Task to carry out: If a line holds an image, leave the image out; write out everything else in the records exactly.

The data:

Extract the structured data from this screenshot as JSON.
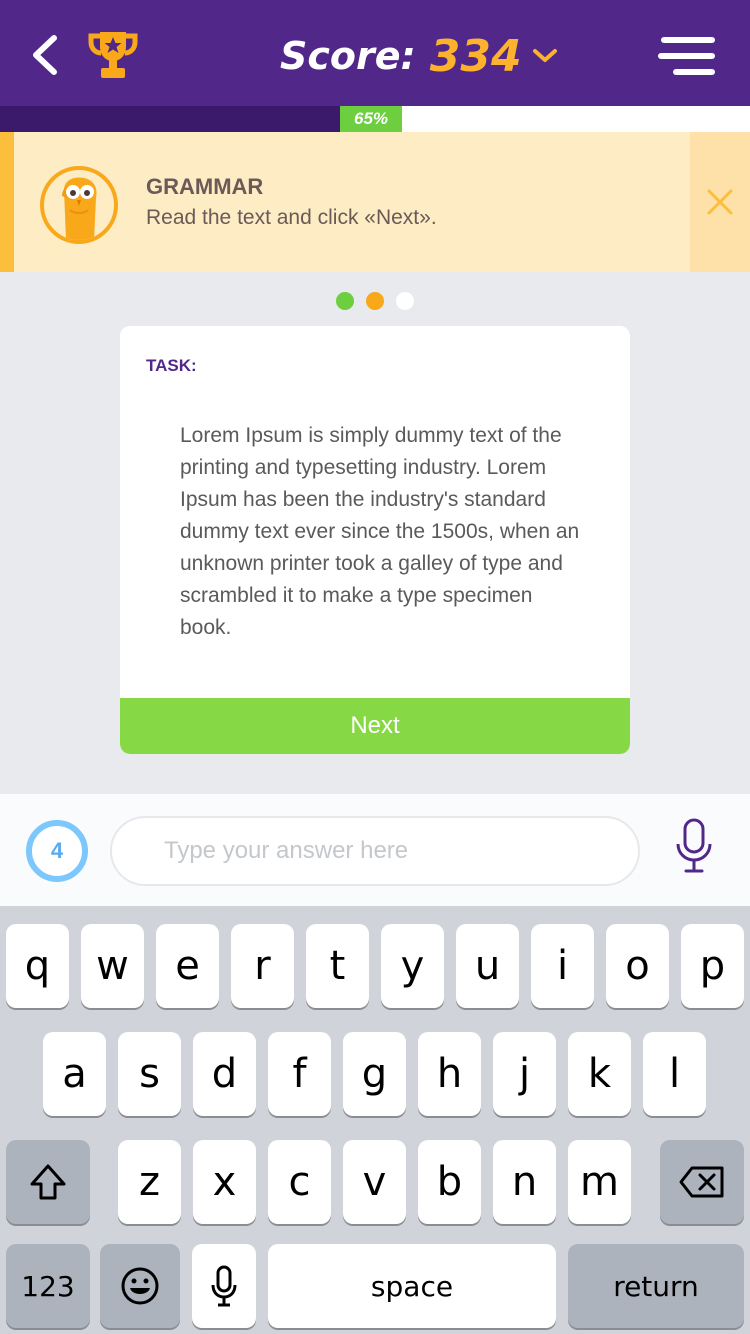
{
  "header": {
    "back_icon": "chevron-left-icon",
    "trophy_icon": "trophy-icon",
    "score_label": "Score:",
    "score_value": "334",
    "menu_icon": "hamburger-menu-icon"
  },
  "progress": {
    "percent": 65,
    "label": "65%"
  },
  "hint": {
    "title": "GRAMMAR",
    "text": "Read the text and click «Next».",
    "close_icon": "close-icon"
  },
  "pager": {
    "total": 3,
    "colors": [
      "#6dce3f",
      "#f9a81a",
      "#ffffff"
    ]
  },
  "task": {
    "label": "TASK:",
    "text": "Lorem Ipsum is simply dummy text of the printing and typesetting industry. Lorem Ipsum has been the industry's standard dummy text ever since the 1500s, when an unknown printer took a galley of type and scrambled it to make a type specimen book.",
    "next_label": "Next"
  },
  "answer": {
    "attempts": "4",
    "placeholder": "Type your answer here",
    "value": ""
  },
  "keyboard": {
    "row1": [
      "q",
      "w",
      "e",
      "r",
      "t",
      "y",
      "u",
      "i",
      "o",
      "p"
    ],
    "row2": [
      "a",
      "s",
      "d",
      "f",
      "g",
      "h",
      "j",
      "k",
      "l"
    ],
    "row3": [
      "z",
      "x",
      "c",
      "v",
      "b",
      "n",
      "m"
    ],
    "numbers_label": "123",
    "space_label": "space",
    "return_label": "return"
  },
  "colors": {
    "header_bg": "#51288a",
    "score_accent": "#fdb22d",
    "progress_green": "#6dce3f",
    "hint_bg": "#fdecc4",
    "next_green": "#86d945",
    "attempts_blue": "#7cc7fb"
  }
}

Task solution:
Extract the structured data from this screenshot as JSON.
{
  "header": {
    "back_icon": "chevron-left-icon",
    "trophy_icon": "trophy-icon",
    "score_label": "Score:",
    "score_value": "334",
    "menu_icon": "hamburger-menu-icon"
  },
  "progress": {
    "percent": 65,
    "label": "65%"
  },
  "hint": {
    "title": "GRAMMAR",
    "text": "Read the text and click «Next».",
    "close_icon": "close-icon"
  },
  "pager": {
    "total": 3,
    "colors": [
      "#6dce3f",
      "#f9a81a",
      "#ffffff"
    ]
  },
  "task": {
    "label": "TASK:",
    "text": "Lorem Ipsum is simply dummy text of the printing and typesetting industry. Lorem Ipsum has been the industry's standard dummy text ever since the 1500s, when an unknown printer took a galley of type and scrambled it to make a type specimen book.",
    "next_label": "Next"
  },
  "answer": {
    "attempts": "4",
    "placeholder": "Type your answer here",
    "value": ""
  },
  "keyboard": {
    "row1": [
      "q",
      "w",
      "e",
      "r",
      "t",
      "y",
      "u",
      "i",
      "o",
      "p"
    ],
    "row2": [
      "a",
      "s",
      "d",
      "f",
      "g",
      "h",
      "j",
      "k",
      "l"
    ],
    "row3": [
      "z",
      "x",
      "c",
      "v",
      "b",
      "n",
      "m"
    ],
    "numbers_label": "123",
    "space_label": "space",
    "return_label": "return"
  },
  "colors": {
    "header_bg": "#51288a",
    "score_accent": "#fdb22d",
    "progress_green": "#6dce3f",
    "hint_bg": "#fdecc4",
    "next_green": "#86d945",
    "attempts_blue": "#7cc7fb"
  }
}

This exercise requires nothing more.